* Exercise *
Here are some entries; quote each one exactly.

** Opening Input material block **

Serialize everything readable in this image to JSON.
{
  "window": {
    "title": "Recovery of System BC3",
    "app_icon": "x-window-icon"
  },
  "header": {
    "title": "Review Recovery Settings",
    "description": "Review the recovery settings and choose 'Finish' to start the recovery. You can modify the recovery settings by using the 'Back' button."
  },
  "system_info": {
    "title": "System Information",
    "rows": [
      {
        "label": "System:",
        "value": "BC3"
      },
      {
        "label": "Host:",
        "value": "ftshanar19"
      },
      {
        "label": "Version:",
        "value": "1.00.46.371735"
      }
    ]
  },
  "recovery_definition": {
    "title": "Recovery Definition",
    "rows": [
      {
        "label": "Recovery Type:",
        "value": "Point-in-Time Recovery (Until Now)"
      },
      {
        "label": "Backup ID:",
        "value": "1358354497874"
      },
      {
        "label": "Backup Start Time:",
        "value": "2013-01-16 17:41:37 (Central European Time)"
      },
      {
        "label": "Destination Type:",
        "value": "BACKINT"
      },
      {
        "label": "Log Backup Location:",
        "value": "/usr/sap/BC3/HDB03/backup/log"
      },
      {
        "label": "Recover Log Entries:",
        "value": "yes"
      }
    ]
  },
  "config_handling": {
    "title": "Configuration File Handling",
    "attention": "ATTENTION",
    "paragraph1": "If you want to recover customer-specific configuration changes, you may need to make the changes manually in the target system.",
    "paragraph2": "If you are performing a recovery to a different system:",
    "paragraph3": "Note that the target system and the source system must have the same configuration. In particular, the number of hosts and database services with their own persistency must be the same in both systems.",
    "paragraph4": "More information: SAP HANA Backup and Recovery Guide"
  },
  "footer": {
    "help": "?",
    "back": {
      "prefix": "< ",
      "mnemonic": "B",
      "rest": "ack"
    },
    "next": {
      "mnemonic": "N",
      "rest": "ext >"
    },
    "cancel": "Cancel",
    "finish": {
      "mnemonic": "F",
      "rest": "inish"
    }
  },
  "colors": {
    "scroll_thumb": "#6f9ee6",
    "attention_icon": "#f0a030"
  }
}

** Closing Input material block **

* Reply *
Serialize everything readable in this image to JSON.
{
  "window": {
    "title": "Recovery of System BC3",
    "app_icon": "x-window-icon"
  },
  "header": {
    "title": "Review Recovery Settings",
    "description": "Review the recovery settings and choose 'Finish' to start the recovery. You can modify the recovery settings by using the 'Back' button."
  },
  "system_info": {
    "title": "System Information",
    "rows": [
      {
        "label": "System:",
        "value": "BC3"
      },
      {
        "label": "Host:",
        "value": "ftshanar19"
      },
      {
        "label": "Version:",
        "value": "1.00.46.371735"
      }
    ]
  },
  "recovery_definition": {
    "title": "Recovery Definition",
    "rows": [
      {
        "label": "Recovery Type:",
        "value": "Point-in-Time Recovery (Until Now)"
      },
      {
        "label": "Backup ID:",
        "value": "1358354497874"
      },
      {
        "label": "Backup Start Time:",
        "value": "2013-01-16 17:41:37 (Central European Time)"
      },
      {
        "label": "Destination Type:",
        "value": "BACKINT"
      },
      {
        "label": "Log Backup Location:",
        "value": "/usr/sap/BC3/HDB03/backup/log"
      },
      {
        "label": "Recover Log Entries:",
        "value": "yes"
      }
    ]
  },
  "config_handling": {
    "title": "Configuration File Handling",
    "attention": "ATTENTION",
    "paragraph1": "If you want to recover customer-specific configuration changes, you may need to make the changes manually in the target system.",
    "paragraph2": "If you are performing a recovery to a different system:",
    "paragraph3": "Note that the target system and the source system must have the same configuration. In particular, the number of hosts and database services with their own persistency must be the same in both systems.",
    "paragraph4": "More information: SAP HANA Backup and Recovery Guide"
  },
  "footer": {
    "help": "?",
    "back": {
      "prefix": "< ",
      "mnemonic": "B",
      "rest": "ack"
    },
    "next": {
      "mnemonic": "N",
      "rest": "ext >"
    },
    "cancel": "Cancel",
    "finish": {
      "mnemonic": "F",
      "rest": "inish"
    }
  },
  "colors": {
    "scroll_thumb": "#6f9ee6",
    "attention_icon": "#f0a030"
  }
}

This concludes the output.